■ INSTRUCTIONS FOR THE TASK:
Read the data, and whenever a line holds the word "BONUS", report that line.

■ GIVEN ENTRIES:
BEGIN

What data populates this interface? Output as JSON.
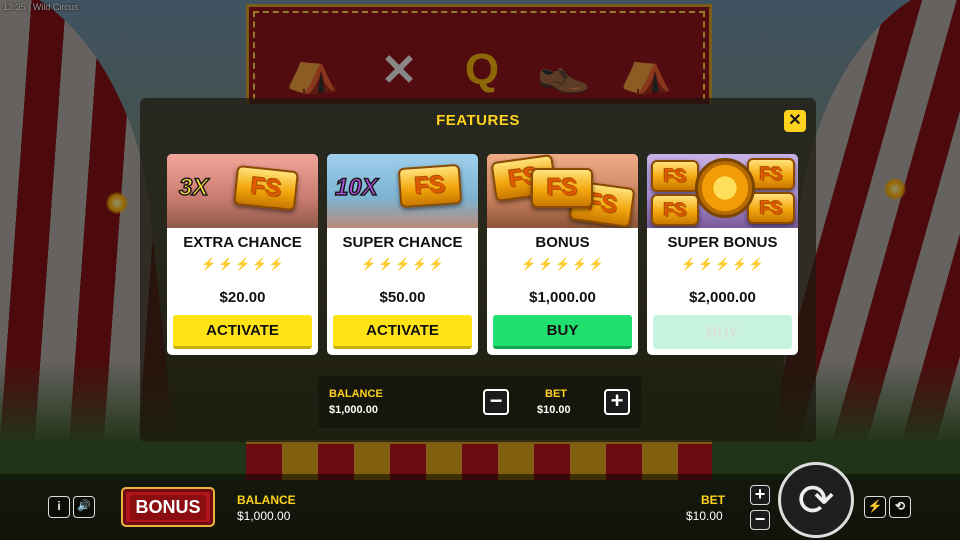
{
  "status_bar": {
    "time": "13:35",
    "separator": "|",
    "game_title": "Wild Circus"
  },
  "reel_symbols": [
    {
      "name": "tent-symbol-icon",
      "glyph": "⛺"
    },
    {
      "name": "juggling-pins-icon",
      "glyph": "✕"
    },
    {
      "name": "queen-symbol",
      "glyph": "Q"
    },
    {
      "name": "clown-shoes-icon",
      "glyph": "👞"
    },
    {
      "name": "tent-symbol-icon",
      "glyph": "⛺"
    }
  ],
  "modal": {
    "title": "FEATURES",
    "close_glyph": "✕",
    "cards": [
      {
        "name": "EXTRA CHANCE",
        "multiplier": "3X",
        "coin_text": "FS",
        "bolts_filled": 3,
        "bolts_total": 5,
        "price": "$20.00",
        "button": "ACTIVATE",
        "button_style": "yellow",
        "enabled": true
      },
      {
        "name": "SUPER CHANCE",
        "multiplier": "10X",
        "coin_text": "FS",
        "bolts_filled": 4,
        "bolts_total": 5,
        "price": "$50.00",
        "button": "ACTIVATE",
        "button_style": "yellow",
        "enabled": true
      },
      {
        "name": "BONUS",
        "multiplier": "",
        "coin_text": "FS",
        "bolts_filled": 4,
        "bolts_total": 5,
        "price": "$1,000.00",
        "button": "BUY",
        "button_style": "green",
        "enabled": true
      },
      {
        "name": "SUPER BONUS",
        "multiplier": "",
        "coin_text": "FS",
        "bolts_filled": 4,
        "bolts_total": 5,
        "price": "$2,000.00",
        "button": "BUY",
        "button_style": "disabled",
        "enabled": false
      }
    ],
    "bet_panel": {
      "balance_label": "BALANCE",
      "balance_value": "$1,000.00",
      "bet_label": "BET",
      "bet_value": "$10.00",
      "minus_glyph": "−",
      "plus_glyph": "+"
    }
  },
  "bottom_bar": {
    "info_glyph": "i",
    "sound_glyph": "🔊",
    "bonus_label": "BONUS",
    "balance_label": "BALANCE",
    "balance_value": "$1,000.00",
    "bet_label": "BET",
    "bet_value": "$10.00",
    "plus_glyph": "+",
    "minus_glyph": "−",
    "spin_glyph": "⟳",
    "turbo_glyph": "⚡",
    "autoplay_glyph": "⟲"
  },
  "colors": {
    "accent_yellow": "#ffd21e",
    "buy_green": "#21e070",
    "frame_red": "#b1141a"
  }
}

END

■ RESPONSE:
        "name": "BONUS",
        "name": "SUPER BONUS",
    "bonus_label": "BONUS",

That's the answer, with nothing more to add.